(Records from a dataset)
+ + + + + + +
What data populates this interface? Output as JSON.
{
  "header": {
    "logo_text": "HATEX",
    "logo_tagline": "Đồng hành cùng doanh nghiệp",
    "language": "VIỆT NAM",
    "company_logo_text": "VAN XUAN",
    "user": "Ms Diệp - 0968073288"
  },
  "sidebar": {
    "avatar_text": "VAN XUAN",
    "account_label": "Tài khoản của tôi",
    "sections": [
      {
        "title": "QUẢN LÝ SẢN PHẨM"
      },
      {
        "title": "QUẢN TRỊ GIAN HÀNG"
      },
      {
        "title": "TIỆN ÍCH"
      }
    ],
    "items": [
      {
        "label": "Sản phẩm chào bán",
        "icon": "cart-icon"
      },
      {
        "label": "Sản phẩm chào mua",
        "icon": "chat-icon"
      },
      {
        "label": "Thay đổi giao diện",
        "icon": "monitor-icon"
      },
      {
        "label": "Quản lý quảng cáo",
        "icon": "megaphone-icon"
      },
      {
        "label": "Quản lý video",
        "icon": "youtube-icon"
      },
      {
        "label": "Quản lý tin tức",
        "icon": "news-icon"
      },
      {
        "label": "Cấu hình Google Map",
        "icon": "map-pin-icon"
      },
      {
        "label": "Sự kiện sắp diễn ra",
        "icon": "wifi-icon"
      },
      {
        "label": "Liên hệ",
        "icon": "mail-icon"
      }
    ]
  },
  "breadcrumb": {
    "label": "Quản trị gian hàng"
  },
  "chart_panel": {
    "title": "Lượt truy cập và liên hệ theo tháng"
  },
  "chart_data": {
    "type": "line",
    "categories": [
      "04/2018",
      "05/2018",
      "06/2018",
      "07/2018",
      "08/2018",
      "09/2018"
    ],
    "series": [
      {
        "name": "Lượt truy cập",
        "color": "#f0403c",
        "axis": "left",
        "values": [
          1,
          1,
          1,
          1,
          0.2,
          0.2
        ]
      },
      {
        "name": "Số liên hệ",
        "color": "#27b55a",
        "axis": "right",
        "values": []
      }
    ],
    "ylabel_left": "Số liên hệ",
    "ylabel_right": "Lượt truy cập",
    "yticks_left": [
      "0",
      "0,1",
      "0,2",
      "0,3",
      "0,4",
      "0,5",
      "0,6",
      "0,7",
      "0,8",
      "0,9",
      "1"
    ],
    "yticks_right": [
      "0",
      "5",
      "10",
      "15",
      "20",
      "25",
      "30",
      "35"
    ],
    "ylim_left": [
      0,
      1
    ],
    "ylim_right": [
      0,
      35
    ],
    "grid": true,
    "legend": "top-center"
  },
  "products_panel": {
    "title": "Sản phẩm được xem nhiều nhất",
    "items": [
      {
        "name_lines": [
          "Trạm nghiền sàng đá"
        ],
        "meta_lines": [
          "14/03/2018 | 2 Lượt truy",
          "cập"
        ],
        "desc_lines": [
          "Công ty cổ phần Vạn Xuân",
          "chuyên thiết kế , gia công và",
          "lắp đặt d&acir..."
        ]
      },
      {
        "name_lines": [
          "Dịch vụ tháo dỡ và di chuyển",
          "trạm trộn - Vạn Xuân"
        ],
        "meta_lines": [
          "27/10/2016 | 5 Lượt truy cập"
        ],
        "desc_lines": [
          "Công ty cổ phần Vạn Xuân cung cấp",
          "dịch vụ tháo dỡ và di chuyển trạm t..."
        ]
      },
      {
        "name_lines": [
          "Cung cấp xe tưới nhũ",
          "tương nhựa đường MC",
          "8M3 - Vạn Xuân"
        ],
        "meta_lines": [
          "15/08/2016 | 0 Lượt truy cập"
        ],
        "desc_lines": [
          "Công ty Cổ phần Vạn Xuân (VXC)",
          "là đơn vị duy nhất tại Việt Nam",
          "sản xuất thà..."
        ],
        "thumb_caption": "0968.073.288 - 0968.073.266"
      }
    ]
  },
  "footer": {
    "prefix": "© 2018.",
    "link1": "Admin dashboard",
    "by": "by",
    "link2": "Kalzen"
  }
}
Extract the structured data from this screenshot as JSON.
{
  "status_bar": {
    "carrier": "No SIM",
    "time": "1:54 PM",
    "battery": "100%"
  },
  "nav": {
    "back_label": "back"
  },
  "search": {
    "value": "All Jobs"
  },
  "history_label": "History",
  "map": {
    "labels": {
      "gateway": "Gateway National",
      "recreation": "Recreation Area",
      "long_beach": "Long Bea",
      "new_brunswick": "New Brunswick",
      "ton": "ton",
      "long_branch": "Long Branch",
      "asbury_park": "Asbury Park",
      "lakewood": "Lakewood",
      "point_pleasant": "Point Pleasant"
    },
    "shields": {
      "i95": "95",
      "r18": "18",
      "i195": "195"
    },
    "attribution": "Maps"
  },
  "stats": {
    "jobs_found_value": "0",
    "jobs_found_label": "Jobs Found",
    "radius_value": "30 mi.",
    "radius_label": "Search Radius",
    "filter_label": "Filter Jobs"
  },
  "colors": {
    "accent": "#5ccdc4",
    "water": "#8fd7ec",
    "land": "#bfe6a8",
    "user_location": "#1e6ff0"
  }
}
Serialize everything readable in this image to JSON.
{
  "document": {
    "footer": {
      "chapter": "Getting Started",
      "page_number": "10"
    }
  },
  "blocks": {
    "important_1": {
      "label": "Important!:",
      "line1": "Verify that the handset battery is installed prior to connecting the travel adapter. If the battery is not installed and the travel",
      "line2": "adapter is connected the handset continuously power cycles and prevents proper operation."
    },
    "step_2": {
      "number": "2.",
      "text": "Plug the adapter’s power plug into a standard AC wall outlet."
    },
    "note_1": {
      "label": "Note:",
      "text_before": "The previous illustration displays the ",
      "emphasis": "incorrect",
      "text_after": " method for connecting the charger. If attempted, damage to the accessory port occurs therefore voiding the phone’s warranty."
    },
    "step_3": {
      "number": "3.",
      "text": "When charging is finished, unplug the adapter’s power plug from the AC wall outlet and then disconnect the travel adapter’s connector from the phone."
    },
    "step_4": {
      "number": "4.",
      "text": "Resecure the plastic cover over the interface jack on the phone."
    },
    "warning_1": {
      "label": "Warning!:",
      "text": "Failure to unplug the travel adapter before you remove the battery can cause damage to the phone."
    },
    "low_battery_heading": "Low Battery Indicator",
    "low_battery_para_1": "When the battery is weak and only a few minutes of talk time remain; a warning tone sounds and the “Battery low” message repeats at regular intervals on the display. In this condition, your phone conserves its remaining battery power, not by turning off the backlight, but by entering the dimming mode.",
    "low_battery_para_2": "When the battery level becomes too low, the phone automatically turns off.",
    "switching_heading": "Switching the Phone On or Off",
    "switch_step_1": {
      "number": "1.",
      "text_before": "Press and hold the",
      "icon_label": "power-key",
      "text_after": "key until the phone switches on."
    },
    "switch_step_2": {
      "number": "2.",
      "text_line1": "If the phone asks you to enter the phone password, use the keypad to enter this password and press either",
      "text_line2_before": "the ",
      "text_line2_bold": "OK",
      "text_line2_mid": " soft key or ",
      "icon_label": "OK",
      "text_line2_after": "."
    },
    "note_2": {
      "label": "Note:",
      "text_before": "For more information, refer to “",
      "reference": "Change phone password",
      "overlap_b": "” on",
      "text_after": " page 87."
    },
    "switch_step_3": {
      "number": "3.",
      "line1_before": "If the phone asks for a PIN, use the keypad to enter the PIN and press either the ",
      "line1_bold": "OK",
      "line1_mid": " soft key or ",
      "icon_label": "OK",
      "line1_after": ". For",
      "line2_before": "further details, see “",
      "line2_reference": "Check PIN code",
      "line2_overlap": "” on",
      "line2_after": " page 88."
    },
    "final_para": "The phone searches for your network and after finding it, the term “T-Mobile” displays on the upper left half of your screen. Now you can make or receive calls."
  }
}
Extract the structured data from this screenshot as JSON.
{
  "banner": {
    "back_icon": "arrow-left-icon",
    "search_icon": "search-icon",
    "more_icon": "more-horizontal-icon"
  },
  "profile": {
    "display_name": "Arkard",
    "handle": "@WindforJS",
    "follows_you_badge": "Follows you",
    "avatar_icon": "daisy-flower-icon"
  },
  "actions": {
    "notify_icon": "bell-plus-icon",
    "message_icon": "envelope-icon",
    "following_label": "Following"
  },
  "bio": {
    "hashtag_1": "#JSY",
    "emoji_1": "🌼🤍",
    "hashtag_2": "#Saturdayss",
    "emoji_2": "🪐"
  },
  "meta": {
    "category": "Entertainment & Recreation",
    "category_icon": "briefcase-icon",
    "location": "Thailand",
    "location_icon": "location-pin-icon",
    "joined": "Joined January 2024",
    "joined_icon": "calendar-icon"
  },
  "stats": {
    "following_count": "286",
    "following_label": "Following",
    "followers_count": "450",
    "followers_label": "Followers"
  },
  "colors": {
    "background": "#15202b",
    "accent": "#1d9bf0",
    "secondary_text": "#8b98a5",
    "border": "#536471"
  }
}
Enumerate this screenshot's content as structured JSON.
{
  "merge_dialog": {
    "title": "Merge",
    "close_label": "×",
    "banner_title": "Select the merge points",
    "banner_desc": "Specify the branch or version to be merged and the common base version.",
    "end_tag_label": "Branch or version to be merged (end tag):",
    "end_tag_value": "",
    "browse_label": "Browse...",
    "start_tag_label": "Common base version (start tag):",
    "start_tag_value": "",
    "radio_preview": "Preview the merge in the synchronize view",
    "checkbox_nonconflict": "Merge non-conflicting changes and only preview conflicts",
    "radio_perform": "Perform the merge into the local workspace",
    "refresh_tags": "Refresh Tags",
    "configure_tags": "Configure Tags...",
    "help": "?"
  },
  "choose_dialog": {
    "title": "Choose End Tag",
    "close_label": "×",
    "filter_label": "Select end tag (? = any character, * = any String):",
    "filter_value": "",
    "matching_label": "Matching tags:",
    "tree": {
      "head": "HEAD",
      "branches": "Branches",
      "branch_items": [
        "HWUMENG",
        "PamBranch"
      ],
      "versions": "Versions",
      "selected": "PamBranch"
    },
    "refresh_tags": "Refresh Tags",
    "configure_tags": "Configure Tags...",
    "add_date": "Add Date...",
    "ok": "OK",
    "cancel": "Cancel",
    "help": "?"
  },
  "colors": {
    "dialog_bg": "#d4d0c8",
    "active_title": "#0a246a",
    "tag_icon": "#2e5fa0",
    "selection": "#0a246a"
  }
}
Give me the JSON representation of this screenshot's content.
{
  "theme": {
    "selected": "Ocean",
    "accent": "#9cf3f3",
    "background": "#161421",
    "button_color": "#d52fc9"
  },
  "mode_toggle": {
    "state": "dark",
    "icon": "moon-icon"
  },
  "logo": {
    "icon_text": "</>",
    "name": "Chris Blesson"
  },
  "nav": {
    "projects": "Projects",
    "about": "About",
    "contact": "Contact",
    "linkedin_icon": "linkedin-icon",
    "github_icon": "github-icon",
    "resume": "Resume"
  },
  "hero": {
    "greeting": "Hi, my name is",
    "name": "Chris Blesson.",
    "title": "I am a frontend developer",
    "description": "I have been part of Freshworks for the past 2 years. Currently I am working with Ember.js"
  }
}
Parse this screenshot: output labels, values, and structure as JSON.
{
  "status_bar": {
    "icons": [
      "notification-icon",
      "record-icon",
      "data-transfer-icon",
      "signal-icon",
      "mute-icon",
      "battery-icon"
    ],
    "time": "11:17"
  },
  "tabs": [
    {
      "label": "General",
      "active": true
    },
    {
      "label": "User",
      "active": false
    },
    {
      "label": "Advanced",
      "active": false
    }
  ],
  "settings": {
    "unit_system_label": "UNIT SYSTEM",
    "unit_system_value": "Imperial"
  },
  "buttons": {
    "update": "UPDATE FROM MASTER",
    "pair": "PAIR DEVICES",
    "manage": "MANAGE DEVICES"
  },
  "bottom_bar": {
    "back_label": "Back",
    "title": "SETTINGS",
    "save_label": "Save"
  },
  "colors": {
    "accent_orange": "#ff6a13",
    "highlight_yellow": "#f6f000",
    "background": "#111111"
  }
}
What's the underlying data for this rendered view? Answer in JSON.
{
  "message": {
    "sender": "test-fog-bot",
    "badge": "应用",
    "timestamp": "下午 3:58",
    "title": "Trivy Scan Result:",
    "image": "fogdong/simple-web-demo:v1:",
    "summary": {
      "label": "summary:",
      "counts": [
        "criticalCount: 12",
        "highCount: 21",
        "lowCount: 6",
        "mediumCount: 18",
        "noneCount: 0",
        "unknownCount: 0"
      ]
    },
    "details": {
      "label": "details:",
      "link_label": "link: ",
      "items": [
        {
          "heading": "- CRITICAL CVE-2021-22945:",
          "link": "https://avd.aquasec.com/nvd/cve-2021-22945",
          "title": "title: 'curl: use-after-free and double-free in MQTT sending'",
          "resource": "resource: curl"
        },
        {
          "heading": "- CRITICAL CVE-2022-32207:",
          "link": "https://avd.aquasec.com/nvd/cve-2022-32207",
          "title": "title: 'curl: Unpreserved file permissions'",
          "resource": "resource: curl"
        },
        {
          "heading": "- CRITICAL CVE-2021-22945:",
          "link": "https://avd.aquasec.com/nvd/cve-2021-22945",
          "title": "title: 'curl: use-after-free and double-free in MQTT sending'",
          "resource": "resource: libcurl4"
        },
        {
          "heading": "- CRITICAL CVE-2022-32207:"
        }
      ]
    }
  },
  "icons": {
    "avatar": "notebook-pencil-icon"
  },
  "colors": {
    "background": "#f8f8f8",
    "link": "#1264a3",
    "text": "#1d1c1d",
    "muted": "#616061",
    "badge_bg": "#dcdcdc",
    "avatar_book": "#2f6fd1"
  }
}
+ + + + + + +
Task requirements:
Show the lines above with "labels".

Solution to this task:
    "labels": {
Parse this screenshot: output labels, values, and structure as JSON.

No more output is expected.